As in all of art, photography has a set of rules all it’s own in addition to the larger sets of rules: design, color, composition. Photography’s rules have more to do with exposing the image. Use a shutter speed fast enough to freeze the subject. Use the lowest iso you can to improve the quality and reduce noise and grain. Focus on the subject and use a plenty of depth of field to keep things sharp. The “Program” setting on cameras with automatic is designed take care of all those in one setting. And for most people starting out, it is the safe way to get good photos, letting the camera do the work. But the art of photography doesn’t really start until you get off program and learn how the shutter speed, iso, f-stop and focus work. Then you can use those basics to manipulate the images to what your vision allows.
For this image from Bricktown I wanted to add to the feeling of dark deserted buildings. Using a vintage 16mm movie lens on my Canon M5 causes vignetting in the corners, I intentionally raised the iso to the highest settings, iso 25,000, and underexposed 1 stop.
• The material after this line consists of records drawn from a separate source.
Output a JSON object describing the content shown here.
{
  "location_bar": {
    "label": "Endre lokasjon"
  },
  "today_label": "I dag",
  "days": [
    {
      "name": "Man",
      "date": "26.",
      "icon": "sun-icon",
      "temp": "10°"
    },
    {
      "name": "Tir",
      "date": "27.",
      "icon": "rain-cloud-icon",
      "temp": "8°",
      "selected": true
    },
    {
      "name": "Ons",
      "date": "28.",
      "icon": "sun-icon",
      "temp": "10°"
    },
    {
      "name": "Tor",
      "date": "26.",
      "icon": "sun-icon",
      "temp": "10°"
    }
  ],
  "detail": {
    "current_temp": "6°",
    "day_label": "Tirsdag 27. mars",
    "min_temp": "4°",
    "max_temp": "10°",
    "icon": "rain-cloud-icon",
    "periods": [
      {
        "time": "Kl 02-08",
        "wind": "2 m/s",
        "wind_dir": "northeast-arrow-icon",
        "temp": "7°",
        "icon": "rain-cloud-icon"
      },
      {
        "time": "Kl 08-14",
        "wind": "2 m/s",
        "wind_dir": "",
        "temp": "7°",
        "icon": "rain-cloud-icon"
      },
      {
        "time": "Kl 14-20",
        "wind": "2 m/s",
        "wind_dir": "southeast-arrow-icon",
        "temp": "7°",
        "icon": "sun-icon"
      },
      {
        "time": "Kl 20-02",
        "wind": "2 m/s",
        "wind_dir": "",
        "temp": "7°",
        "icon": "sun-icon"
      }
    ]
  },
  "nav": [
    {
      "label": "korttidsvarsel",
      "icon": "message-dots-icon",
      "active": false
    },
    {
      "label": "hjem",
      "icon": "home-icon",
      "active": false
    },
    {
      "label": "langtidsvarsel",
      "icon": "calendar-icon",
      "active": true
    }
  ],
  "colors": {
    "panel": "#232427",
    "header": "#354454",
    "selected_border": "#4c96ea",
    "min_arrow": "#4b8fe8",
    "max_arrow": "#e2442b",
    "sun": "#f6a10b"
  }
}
This gave the image the raw “early day” spooky look I was after.
One of my favorite techniques is to use a slow shutter speed which blurs the image. I compare the technique to that of the impressionist painters. Blurring color and shapes and creating new emotion and feeling.
In the car photo I used panning, following the subject with the lens, to create the blur of Christmas lights in the background. I panned the camera against a stationary object, the Crystal Bridge at the Myriad Gardens, to create an abstract, and rotated the camera on the lens axis to create the spinning tree.
All of these images came about because I learned the “rules” and then made the decision to “break” them. Get of Program and break some rules!